    The range of issues to be considered in designing a well-functioning SWM system can be overwhelming, even to planners who have considerable resources available. In most of the countries in South and Southeast Asia, where such resources and expertise are scarce, SWM issues are even harder to resolve. Nevertheless, SWM, despite its prominent position as an urban problem, is not the only problem competing for the attention of urban administrative authorities. Its low status as a field of work has meant that SWM issues often receive less attention than other urban problems. The keys to making progress in this field lie in these areas:

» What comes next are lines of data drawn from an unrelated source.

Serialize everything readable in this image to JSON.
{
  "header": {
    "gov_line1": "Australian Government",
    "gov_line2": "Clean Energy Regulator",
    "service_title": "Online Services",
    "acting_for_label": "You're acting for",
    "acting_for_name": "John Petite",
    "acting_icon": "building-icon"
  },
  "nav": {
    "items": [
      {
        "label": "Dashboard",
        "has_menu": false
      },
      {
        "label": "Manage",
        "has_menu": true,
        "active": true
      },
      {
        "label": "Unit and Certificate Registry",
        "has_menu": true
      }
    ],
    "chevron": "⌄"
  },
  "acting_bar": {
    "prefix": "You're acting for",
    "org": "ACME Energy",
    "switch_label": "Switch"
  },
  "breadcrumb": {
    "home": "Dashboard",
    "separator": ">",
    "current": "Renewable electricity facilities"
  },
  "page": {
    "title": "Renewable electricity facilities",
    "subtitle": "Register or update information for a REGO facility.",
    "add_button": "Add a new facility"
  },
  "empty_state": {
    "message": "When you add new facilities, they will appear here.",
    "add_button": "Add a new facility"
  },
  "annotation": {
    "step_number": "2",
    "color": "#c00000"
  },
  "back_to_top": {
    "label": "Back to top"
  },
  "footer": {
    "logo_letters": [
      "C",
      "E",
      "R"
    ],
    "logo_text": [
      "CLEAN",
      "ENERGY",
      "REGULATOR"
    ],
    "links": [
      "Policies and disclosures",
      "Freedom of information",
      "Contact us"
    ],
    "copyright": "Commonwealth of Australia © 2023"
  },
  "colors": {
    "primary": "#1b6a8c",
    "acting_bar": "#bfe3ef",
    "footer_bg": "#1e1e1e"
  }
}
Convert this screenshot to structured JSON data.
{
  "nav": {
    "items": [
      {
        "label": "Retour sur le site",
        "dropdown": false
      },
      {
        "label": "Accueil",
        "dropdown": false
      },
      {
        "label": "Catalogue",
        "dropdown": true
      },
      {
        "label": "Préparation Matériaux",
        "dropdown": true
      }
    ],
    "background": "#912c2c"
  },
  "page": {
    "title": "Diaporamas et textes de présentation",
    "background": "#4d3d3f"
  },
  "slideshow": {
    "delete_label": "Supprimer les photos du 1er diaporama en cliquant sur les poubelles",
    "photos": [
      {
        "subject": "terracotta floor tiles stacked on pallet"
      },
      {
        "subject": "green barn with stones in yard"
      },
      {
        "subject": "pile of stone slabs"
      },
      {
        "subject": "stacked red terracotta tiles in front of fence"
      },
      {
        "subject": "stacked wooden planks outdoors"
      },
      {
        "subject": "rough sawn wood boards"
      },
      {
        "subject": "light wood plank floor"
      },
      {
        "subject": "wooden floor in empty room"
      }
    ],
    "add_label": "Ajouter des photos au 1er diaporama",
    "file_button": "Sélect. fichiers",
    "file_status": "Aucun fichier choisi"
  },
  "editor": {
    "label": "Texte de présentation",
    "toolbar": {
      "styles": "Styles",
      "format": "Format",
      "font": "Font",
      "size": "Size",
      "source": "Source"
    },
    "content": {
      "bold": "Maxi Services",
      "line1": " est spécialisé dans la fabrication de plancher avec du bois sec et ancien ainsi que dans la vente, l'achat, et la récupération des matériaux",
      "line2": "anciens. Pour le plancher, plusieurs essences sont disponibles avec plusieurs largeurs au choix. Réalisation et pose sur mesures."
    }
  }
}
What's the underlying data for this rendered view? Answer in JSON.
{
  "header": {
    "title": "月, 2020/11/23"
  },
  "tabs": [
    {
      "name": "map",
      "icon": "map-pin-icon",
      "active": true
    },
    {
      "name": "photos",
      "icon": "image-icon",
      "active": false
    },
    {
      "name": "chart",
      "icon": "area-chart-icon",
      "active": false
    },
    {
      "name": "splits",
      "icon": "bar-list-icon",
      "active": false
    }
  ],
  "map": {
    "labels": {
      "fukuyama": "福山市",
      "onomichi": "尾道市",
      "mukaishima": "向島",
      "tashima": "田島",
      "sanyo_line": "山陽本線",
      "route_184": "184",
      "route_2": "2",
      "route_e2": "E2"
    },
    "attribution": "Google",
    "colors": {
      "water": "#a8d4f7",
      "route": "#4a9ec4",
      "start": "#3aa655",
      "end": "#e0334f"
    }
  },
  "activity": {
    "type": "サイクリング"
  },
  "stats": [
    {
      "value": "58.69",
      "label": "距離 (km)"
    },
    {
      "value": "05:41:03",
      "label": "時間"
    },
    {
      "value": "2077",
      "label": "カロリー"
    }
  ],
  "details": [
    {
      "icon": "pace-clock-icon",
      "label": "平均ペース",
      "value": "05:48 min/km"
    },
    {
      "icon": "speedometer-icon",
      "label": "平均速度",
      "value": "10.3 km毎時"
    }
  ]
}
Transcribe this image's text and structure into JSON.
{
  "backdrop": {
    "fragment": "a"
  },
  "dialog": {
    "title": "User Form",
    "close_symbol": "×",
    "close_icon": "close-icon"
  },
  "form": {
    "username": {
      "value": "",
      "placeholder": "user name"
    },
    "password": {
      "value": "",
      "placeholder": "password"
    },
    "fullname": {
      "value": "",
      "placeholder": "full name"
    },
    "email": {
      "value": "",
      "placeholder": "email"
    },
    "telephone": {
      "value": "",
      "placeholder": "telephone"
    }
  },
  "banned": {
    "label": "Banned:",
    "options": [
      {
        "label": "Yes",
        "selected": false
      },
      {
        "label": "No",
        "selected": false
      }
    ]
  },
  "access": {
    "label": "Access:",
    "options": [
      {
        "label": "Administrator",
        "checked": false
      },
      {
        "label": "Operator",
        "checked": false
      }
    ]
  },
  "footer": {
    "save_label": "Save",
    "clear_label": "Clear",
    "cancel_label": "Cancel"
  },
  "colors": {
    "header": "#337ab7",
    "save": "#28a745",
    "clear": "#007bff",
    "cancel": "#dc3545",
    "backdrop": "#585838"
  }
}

    • Responsible planning and design of an integrated SWM system, which works to reduce the quantity of waste generated and to handle waste in a coordinated fashion. Essential to this, is the understanding of the nature of the wastes generated.
    • Adoption of new strategies for revenue generation that move away from sole reliance on a government-owned and -operated SWM system. In many cases, a balanced mix of public and private systems can lead to a waste management system that is more flexible and efficient than a wholly publicly-owned and operated system.
    • Incorporation of small-scale enterprises and the informal sector into the SWM system; and 
    • Installation of a system of accountability and responsibility at the local level. Residents and businesses can be motivated to act responsibly in SWM issues. But, most importantly, accountability entails significantly improving the training and capabilities of the managers and planners responsible for the SWM system.


    The collection, transport, treatment, and disposal of solid wastes, particularly wastes generated in medium and large sized urban centers, have become a relatively difficult problem to solve for those responsible for their management. The problem is even more acute in economically developing countries, where financial, human, and other critical resources generally are scarce. One important contribution to the difficulties related to waste management is that it can be achieved by providing objective, reliable, and useful information to professionals in developing countries like India for its effective and efficient scale-up. The IGD pilot is now ready to be scaled-up in other areas of National Capital Region of Delhi as a social entrepreneurship model that would effectively and efficiently manage the problem of solid waste in urban areas by engaging all types of stakeholders, and more importantly the people at the center of all activities.




    [1]Publication: Glossary of Environment Statistics, Studies in Methods, Series F, No. 67, United Nations, New York, 1997.